Instructions for the task
Please give all of the data again, character for character, and drop the pictures.

━━━ Input material ━━━

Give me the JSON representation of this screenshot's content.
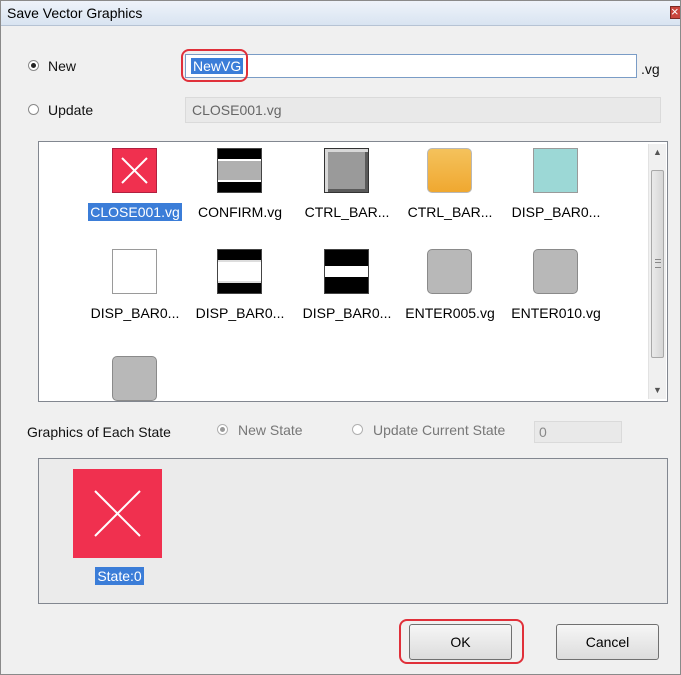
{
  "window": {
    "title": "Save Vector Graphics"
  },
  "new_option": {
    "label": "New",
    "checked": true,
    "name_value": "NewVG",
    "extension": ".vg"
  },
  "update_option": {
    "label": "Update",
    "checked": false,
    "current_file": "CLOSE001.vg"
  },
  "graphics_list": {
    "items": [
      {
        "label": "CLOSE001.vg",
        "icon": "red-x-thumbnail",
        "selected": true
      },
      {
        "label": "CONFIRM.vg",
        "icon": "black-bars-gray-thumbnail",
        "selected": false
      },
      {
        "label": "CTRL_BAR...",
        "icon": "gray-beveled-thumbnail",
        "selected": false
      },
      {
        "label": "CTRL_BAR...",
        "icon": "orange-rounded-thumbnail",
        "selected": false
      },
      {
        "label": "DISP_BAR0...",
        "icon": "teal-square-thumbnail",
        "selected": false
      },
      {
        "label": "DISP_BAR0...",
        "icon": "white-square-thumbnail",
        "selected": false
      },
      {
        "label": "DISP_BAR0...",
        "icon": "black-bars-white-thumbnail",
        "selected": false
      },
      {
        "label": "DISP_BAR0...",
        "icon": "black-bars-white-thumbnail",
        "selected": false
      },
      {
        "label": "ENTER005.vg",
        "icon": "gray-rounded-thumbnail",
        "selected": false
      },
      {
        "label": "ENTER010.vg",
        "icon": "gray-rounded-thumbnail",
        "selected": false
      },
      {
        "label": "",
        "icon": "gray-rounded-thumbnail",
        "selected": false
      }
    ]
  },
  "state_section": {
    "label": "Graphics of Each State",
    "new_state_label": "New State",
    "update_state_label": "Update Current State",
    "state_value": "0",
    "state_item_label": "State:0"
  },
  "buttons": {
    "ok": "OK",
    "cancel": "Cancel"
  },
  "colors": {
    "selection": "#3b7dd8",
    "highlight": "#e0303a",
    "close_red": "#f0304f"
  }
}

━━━

Response to the task
Give me the JSON representation of this screenshot's content.
{
  "window": {
    "title": "Save Vector Graphics"
  },
  "new_option": {
    "label": "New",
    "checked": true,
    "name_value": "NewVG",
    "extension": ".vg"
  },
  "update_option": {
    "label": "Update",
    "checked": false,
    "current_file": "CLOSE001.vg"
  },
  "graphics_list": {
    "items": [
      {
        "label": "CLOSE001.vg",
        "icon": "red-x-thumbnail",
        "selected": true
      },
      {
        "label": "CONFIRM.vg",
        "icon": "black-bars-gray-thumbnail",
        "selected": false
      },
      {
        "label": "CTRL_BAR...",
        "icon": "gray-beveled-thumbnail",
        "selected": false
      },
      {
        "label": "CTRL_BAR...",
        "icon": "orange-rounded-thumbnail",
        "selected": false
      },
      {
        "label": "DISP_BAR0...",
        "icon": "teal-square-thumbnail",
        "selected": false
      },
      {
        "label": "DISP_BAR0...",
        "icon": "white-square-thumbnail",
        "selected": false
      },
      {
        "label": "DISP_BAR0...",
        "icon": "black-bars-white-thumbnail",
        "selected": false
      },
      {
        "label": "DISP_BAR0...",
        "icon": "black-bars-white-thumbnail",
        "selected": false
      },
      {
        "label": "ENTER005.vg",
        "icon": "gray-rounded-thumbnail",
        "selected": false
      },
      {
        "label": "ENTER010.vg",
        "icon": "gray-rounded-thumbnail",
        "selected": false
      },
      {
        "label": "",
        "icon": "gray-rounded-thumbnail",
        "selected": false
      }
    ]
  },
  "state_section": {
    "label": "Graphics of Each State",
    "new_state_label": "New State",
    "update_state_label": "Update Current State",
    "state_value": "0",
    "state_item_label": "State:0"
  },
  "buttons": {
    "ok": "OK",
    "cancel": "Cancel"
  },
  "colors": {
    "selection": "#3b7dd8",
    "highlight": "#e0303a",
    "close_red": "#f0304f"
  }
}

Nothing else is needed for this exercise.